Like the protagonist in his first novel, Legras loved German culture. He began writing in German, targeting a German-speaking audience. Legras would actually have become a sailor had a physical impediment not prevented him from doing so. However, he made the most of his protracted semester breaks by travelling as a passenger on the high seas instead. His first major voyage took him to Chile. Legras indulged his wanderlust so consistently thereafter that his companions nicknamed him “The devil of the sea”. These travels were to find eloquent expression in Legras’ novels. Their portrayals of the sea and seafaring are particularly impressive, while their white-knuckle narratives mirror the many journeys that the author experienced travelling alone on small cargo vessels.

Loss of German readership

Legras’ works had attracted an enthusiastic following in Germany by the mid-1930s. Following Hitler’s seizure of power, however, he lost both his prominent Berlin publisher and his readership. With him being married to a Jew, we can only guess how much Nazi Germany’s anti-Semitic and racist laws contributed to him forfeiting the support of his German publisher. By the time Henri Legras-Herm died on 1 November 1948 in Fribourg aged 66, he had already been largely forgotten as an author. He even failed to find a publisher for his final book “Als die Normandie noch ein Museum war” (When Normandy was still a museum), despite regarding this work as his literary legacy.

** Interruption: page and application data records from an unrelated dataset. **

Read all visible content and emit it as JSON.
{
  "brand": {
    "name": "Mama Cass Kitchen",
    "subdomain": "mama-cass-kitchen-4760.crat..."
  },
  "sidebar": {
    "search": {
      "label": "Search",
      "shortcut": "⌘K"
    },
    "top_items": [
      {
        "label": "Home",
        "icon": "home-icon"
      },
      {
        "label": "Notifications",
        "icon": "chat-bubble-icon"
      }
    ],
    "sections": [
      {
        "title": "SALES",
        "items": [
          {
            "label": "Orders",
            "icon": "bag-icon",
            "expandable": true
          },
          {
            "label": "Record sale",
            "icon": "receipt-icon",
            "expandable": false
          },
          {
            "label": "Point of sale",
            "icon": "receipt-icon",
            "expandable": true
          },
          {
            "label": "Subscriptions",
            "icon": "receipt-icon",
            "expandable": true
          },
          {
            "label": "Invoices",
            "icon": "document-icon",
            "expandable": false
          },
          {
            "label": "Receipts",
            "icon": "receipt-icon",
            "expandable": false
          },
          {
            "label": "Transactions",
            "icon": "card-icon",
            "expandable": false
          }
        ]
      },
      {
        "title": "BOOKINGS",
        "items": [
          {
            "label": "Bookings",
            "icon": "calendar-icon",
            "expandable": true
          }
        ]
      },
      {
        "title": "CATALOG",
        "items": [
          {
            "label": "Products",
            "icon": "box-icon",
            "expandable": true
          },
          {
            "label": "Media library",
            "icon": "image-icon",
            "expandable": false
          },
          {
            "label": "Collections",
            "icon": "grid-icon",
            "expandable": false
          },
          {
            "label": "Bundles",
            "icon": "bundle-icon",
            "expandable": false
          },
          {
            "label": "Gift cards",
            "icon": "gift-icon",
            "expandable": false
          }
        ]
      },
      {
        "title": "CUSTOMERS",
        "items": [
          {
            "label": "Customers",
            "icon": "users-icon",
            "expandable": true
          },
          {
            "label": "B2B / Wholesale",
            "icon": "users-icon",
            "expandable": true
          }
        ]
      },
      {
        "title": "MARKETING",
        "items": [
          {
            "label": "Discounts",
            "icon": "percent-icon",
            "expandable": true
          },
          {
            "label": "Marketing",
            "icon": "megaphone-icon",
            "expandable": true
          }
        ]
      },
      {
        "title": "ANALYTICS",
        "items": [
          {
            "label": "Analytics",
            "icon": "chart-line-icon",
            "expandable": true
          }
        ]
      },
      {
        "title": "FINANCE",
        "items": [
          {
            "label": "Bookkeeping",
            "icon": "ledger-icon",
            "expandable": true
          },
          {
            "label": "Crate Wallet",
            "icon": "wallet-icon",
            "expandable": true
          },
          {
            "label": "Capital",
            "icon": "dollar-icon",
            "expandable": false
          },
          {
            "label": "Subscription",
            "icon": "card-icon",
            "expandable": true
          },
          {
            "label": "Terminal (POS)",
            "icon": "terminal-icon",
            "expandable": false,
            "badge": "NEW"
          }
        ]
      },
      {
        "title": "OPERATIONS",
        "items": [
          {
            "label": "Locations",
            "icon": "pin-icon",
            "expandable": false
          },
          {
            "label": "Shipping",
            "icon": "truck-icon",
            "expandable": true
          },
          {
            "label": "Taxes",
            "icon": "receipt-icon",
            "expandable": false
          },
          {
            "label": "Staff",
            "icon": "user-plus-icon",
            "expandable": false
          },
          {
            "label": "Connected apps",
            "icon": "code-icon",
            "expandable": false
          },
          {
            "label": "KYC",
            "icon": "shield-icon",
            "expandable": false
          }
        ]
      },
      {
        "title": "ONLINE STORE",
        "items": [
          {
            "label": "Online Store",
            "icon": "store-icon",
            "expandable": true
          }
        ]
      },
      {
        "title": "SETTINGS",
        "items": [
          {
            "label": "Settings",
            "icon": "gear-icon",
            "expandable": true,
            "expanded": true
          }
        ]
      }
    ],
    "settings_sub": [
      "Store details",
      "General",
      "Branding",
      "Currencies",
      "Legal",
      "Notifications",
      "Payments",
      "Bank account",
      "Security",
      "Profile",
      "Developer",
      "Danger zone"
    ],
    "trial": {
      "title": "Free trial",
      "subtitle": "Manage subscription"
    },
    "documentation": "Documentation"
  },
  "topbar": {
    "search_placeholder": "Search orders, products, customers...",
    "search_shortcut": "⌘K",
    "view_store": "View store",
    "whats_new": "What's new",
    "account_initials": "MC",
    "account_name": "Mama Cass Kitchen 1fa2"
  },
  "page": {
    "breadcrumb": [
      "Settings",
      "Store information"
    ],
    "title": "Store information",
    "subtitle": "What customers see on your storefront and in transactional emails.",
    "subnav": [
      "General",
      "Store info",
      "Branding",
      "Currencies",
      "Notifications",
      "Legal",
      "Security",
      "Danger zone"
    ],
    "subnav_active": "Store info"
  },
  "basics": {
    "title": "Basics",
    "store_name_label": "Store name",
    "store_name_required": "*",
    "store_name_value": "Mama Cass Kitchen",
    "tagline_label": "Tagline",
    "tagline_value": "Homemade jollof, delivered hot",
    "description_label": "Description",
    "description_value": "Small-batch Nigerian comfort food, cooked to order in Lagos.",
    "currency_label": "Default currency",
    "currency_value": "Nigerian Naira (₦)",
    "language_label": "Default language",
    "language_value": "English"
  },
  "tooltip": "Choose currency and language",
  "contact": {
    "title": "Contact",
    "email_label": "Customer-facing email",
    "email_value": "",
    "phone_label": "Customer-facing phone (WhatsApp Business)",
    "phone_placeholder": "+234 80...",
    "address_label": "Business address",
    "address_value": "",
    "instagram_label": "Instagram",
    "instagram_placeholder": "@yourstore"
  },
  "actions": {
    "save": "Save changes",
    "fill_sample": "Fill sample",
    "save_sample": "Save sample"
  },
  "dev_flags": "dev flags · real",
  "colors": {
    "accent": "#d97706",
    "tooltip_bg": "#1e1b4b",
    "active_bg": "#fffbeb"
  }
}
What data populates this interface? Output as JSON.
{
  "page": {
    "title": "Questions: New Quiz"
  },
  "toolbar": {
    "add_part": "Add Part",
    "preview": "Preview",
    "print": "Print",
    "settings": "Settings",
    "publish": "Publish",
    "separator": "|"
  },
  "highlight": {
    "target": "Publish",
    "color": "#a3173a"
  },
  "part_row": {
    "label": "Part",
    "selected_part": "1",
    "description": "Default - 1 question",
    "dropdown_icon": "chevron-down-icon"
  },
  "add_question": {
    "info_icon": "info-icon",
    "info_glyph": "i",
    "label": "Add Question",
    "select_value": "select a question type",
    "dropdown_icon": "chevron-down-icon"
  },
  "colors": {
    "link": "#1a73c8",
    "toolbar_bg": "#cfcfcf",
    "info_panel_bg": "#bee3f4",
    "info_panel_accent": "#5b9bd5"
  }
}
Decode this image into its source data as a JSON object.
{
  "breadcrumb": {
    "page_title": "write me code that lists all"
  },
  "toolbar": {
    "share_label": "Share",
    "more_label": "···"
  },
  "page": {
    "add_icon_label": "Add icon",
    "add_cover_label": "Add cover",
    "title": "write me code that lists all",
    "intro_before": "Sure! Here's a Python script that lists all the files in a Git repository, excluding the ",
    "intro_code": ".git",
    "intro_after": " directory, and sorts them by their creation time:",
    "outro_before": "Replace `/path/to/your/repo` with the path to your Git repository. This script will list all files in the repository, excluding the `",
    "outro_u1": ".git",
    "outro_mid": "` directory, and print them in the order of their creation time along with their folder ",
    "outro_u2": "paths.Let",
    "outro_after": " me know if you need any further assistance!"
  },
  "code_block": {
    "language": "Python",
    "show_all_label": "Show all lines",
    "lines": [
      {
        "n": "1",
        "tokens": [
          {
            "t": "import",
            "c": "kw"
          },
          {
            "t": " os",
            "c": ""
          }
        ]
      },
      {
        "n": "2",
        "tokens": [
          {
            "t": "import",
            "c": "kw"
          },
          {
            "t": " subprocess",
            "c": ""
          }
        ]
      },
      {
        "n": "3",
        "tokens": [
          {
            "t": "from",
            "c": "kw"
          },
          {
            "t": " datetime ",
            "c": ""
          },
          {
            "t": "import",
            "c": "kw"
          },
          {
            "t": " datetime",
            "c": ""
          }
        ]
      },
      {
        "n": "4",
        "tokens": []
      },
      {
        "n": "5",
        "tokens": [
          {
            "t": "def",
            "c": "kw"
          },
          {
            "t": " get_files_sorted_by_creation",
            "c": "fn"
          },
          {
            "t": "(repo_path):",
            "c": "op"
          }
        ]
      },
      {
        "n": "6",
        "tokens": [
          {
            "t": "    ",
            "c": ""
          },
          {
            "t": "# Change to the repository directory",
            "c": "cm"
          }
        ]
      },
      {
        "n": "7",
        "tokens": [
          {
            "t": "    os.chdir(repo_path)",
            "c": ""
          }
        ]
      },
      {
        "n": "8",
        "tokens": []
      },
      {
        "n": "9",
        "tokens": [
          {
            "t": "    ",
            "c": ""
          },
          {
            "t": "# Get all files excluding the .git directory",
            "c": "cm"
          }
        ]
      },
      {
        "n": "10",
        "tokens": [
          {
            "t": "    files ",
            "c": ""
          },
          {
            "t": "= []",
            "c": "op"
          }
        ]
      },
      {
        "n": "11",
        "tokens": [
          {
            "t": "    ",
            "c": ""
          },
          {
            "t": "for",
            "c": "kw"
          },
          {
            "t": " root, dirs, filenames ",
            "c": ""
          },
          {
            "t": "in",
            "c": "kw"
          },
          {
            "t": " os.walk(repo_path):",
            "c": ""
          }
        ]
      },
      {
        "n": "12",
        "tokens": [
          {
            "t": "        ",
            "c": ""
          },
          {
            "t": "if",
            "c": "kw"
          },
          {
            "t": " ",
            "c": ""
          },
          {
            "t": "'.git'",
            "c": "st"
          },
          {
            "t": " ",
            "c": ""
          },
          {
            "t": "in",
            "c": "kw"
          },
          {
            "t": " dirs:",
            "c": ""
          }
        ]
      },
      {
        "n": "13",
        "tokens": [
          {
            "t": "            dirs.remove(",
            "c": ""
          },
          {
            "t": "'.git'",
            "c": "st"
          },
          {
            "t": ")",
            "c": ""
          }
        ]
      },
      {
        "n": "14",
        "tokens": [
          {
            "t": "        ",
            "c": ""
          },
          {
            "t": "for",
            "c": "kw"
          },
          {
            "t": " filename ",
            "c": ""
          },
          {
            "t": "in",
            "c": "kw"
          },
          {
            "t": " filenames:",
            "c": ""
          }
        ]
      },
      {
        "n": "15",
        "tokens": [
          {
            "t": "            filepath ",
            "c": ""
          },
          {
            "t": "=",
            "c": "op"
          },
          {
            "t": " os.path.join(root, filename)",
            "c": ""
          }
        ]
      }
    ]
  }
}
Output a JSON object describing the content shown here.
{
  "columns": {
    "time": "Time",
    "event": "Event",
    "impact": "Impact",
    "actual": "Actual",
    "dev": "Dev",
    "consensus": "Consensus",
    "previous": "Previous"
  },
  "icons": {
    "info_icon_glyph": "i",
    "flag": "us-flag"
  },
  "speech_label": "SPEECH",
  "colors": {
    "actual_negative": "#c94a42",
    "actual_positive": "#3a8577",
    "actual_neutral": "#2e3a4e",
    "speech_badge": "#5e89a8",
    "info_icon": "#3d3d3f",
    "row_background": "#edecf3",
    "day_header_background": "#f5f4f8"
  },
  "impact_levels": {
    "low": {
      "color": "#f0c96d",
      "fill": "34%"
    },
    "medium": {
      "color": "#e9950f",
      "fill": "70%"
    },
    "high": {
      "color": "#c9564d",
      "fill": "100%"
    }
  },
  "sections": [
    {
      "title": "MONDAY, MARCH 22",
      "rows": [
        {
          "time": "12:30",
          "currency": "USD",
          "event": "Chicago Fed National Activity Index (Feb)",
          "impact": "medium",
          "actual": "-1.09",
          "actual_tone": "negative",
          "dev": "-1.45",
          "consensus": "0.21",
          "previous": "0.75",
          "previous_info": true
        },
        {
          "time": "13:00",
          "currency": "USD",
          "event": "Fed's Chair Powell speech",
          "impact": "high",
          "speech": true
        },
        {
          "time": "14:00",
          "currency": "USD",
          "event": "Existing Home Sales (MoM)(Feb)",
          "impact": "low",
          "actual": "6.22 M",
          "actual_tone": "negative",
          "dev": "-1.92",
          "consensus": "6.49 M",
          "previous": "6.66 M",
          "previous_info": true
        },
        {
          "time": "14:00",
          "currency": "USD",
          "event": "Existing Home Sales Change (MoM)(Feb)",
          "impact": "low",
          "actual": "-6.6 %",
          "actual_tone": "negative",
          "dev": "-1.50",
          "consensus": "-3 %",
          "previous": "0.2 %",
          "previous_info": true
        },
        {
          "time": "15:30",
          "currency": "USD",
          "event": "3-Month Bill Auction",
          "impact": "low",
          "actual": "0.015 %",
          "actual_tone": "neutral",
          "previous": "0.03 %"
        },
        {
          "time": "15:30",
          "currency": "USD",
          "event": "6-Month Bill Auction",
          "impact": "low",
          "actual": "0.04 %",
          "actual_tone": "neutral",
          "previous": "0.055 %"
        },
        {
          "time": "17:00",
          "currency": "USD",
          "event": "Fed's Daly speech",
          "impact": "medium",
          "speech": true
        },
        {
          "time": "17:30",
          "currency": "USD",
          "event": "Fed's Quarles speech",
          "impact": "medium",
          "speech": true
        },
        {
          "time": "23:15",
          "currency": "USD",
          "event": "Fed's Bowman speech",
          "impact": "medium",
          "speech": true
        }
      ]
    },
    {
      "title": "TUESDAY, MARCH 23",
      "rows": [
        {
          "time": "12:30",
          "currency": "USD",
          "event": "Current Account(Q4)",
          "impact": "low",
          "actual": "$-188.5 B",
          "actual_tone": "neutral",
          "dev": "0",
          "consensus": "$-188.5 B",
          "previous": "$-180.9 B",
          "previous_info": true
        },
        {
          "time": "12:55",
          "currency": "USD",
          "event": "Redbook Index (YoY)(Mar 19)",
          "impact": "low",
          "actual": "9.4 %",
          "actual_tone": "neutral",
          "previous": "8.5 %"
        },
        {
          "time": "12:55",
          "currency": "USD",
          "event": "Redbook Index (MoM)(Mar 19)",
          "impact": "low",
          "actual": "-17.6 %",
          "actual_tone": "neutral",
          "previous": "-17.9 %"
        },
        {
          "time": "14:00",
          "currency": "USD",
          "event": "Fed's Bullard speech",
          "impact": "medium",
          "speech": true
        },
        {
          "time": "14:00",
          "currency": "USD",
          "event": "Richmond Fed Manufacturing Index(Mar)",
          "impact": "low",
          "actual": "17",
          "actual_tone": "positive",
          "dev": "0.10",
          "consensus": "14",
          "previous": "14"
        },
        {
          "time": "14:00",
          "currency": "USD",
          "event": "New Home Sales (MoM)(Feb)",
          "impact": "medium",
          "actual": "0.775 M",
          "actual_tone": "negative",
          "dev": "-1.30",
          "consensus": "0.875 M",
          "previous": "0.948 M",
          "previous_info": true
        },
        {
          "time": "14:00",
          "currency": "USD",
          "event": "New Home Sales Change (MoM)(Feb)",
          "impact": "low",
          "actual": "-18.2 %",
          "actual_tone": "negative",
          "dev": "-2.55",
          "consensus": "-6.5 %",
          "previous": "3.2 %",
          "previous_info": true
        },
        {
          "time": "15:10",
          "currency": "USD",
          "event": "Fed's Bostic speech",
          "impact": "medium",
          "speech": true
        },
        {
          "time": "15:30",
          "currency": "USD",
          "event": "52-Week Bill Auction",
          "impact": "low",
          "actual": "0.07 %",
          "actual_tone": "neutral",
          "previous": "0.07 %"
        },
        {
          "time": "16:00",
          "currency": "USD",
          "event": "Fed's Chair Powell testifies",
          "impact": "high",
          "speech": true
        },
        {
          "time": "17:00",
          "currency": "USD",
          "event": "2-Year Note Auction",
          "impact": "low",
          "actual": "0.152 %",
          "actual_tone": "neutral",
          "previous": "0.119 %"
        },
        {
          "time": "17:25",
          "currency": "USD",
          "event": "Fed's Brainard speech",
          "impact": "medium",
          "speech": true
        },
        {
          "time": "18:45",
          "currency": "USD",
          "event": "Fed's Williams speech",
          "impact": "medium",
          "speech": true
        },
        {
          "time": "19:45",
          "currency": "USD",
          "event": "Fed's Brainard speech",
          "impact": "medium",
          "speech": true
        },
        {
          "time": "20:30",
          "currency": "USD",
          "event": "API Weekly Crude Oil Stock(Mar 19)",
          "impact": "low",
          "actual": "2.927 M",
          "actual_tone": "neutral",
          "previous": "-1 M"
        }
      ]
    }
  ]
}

“Outside, a tall crane’s electric searchlights quivered to and fro in constant rhythm. An iron-ore steamer was loaded. As the dark cloak of the night gradually dissipated into grey ash, a black flue slowly glided past behind the bare trees. Pushed down to the water line, like a soul weighed down by worldly feats, the ship sailed through the canal guarding the harbour exit before heading out into the storms of the Nordic seas. Despite its weight amid the winter storm, it refused to sink.” 

(Excerpt from “Die Mitgift” (The Dowry), Francke-Verlag, Berne, 1941; out of print)

Charles Linsmayer is a literary scholar and journalist in Zurich.